ACTIVITY:
Pictures stay out; everything else in the entries below is to be duplicated exactly.

INPUT:
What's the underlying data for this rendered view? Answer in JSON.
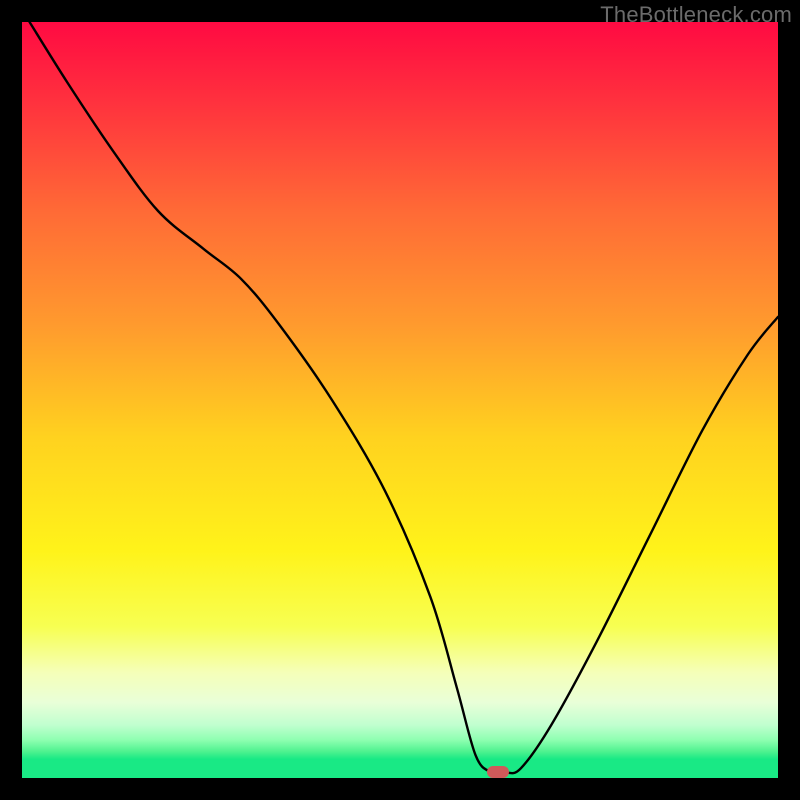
{
  "watermark": "TheBottleneck.com",
  "chart_data": {
    "type": "line",
    "title": "",
    "xlabel": "",
    "ylabel": "",
    "xlim": [
      0,
      100
    ],
    "ylim": [
      0,
      100
    ],
    "gradient_stops": [
      {
        "pos": 0.0,
        "color": "#ff0a42"
      },
      {
        "pos": 0.1,
        "color": "#ff2f3e"
      },
      {
        "pos": 0.25,
        "color": "#ff6a36"
      },
      {
        "pos": 0.4,
        "color": "#ff9a2e"
      },
      {
        "pos": 0.55,
        "color": "#ffd21f"
      },
      {
        "pos": 0.7,
        "color": "#fff31a"
      },
      {
        "pos": 0.8,
        "color": "#f7ff52"
      },
      {
        "pos": 0.86,
        "color": "#f5ffb8"
      },
      {
        "pos": 0.9,
        "color": "#e9ffd8"
      },
      {
        "pos": 0.93,
        "color": "#c0ffcf"
      },
      {
        "pos": 0.95,
        "color": "#8dffb0"
      },
      {
        "pos": 0.965,
        "color": "#4ef28f"
      },
      {
        "pos": 0.975,
        "color": "#19e985"
      },
      {
        "pos": 1.0,
        "color": "#19e985"
      }
    ],
    "series": [
      {
        "name": "bottleneck-curve",
        "x": [
          1,
          6,
          12,
          18,
          24,
          29,
          34,
          41,
          48,
          54,
          57.5,
          60,
          62,
          64,
          66,
          70,
          76,
          83,
          90,
          96,
          100
        ],
        "y": [
          100,
          92,
          83,
          75,
          70,
          66,
          60,
          50,
          38,
          24,
          12,
          3,
          0.8,
          0.7,
          1.3,
          7,
          18,
          32,
          46,
          56,
          61
        ]
      }
    ],
    "bottleneck_marker": {
      "x": 63,
      "y": 0.8
    },
    "bottom_band": {
      "from_y": 0,
      "to_y": 2.5,
      "color": "#19e985"
    }
  }
}
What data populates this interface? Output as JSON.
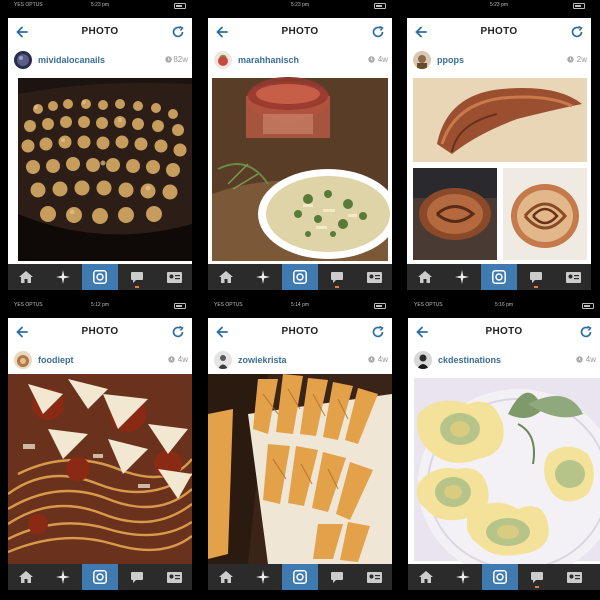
{
  "screens": [
    {
      "carrier": "YES OPTUS",
      "time": "5:23 pm",
      "title": "PHOTO",
      "username": "mividalocanails",
      "age": "82w"
    },
    {
      "carrier": "",
      "time": "5:23 pm",
      "title": "PHOTO",
      "username": "marahhanisch",
      "age": "4w"
    },
    {
      "carrier": "",
      "time": "5:23 pm",
      "title": "PHOTO",
      "username": "ppops",
      "age": "2w"
    },
    {
      "carrier": "YES OPTUS",
      "time": "5:12 pm",
      "title": "PHOTO",
      "username": "foodiept",
      "age": "4w"
    },
    {
      "carrier": "YES OPTUS",
      "time": "5:14 pm",
      "title": "PHOTO",
      "username": "zowiekrista",
      "age": "4w"
    },
    {
      "carrier": "YES OPTUS",
      "time": "5:16 pm",
      "title": "PHOTO",
      "username": "ckdestinations",
      "age": "4w"
    }
  ],
  "tabs": [
    "home-icon",
    "explore-icon",
    "camera-icon",
    "activity-icon",
    "profile-icon"
  ],
  "colors": {
    "accent": "#3f7bb0",
    "username": "#3b6e96",
    "tabbar": "#2b2b2b",
    "notification": "#e87a2e"
  }
}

OUTPUT FOR THIS EXERCISE:
What's the underlying data for this rendered view? Answer in JSON.
{
  "watermark": "TheBottleneck.com",
  "chart_data": {
    "type": "line",
    "title": "",
    "xlabel": "",
    "ylabel": "",
    "xlim": [
      0,
      100
    ],
    "ylim": [
      0,
      100
    ],
    "gradient_stops": [
      {
        "pos": 0.0,
        "color": "#ff0a42"
      },
      {
        "pos": 0.1,
        "color": "#ff2f3e"
      },
      {
        "pos": 0.25,
        "color": "#ff6a36"
      },
      {
        "pos": 0.4,
        "color": "#ff9a2e"
      },
      {
        "pos": 0.55,
        "color": "#ffd21f"
      },
      {
        "pos": 0.7,
        "color": "#fff31a"
      },
      {
        "pos": 0.8,
        "color": "#f7ff52"
      },
      {
        "pos": 0.86,
        "color": "#f5ffb8"
      },
      {
        "pos": 0.9,
        "color": "#e9ffd8"
      },
      {
        "pos": 0.93,
        "color": "#c0ffcf"
      },
      {
        "pos": 0.95,
        "color": "#8dffb0"
      },
      {
        "pos": 0.965,
        "color": "#4ef28f"
      },
      {
        "pos": 0.975,
        "color": "#19e985"
      },
      {
        "pos": 1.0,
        "color": "#19e985"
      }
    ],
    "series": [
      {
        "name": "bottleneck-curve",
        "x": [
          1,
          6,
          12,
          18,
          24,
          29,
          34,
          41,
          48,
          54,
          57.5,
          60,
          62,
          64,
          66,
          70,
          76,
          83,
          90,
          96,
          100
        ],
        "y": [
          100,
          92,
          83,
          75,
          70,
          66,
          60,
          50,
          38,
          24,
          12,
          3,
          0.8,
          0.7,
          1.3,
          7,
          18,
          32,
          46,
          56,
          61
        ]
      }
    ],
    "bottleneck_marker": {
      "x": 63,
      "y": 0.8
    },
    "bottom_band": {
      "from_y": 0,
      "to_y": 2.5,
      "color": "#19e985"
    }
  }
}
What data populates this interface? Output as JSON.
{
  "screens": [
    {
      "carrier": "YES OPTUS",
      "time": "5:23 pm",
      "title": "PHOTO",
      "username": "mividalocanails",
      "age": "82w"
    },
    {
      "carrier": "",
      "time": "5:23 pm",
      "title": "PHOTO",
      "username": "marahhanisch",
      "age": "4w"
    },
    {
      "carrier": "",
      "time": "5:23 pm",
      "title": "PHOTO",
      "username": "ppops",
      "age": "2w"
    },
    {
      "carrier": "YES OPTUS",
      "time": "5:12 pm",
      "title": "PHOTO",
      "username": "foodiept",
      "age": "4w"
    },
    {
      "carrier": "YES OPTUS",
      "time": "5:14 pm",
      "title": "PHOTO",
      "username": "zowiekrista",
      "age": "4w"
    },
    {
      "carrier": "YES OPTUS",
      "time": "5:16 pm",
      "title": "PHOTO",
      "username": "ckdestinations",
      "age": "4w"
    }
  ],
  "tabs": [
    "home-icon",
    "explore-icon",
    "camera-icon",
    "activity-icon",
    "profile-icon"
  ],
  "colors": {
    "accent": "#3f7bb0",
    "username": "#3b6e96",
    "tabbar": "#2b2b2b",
    "notification": "#e87a2e"
  }
}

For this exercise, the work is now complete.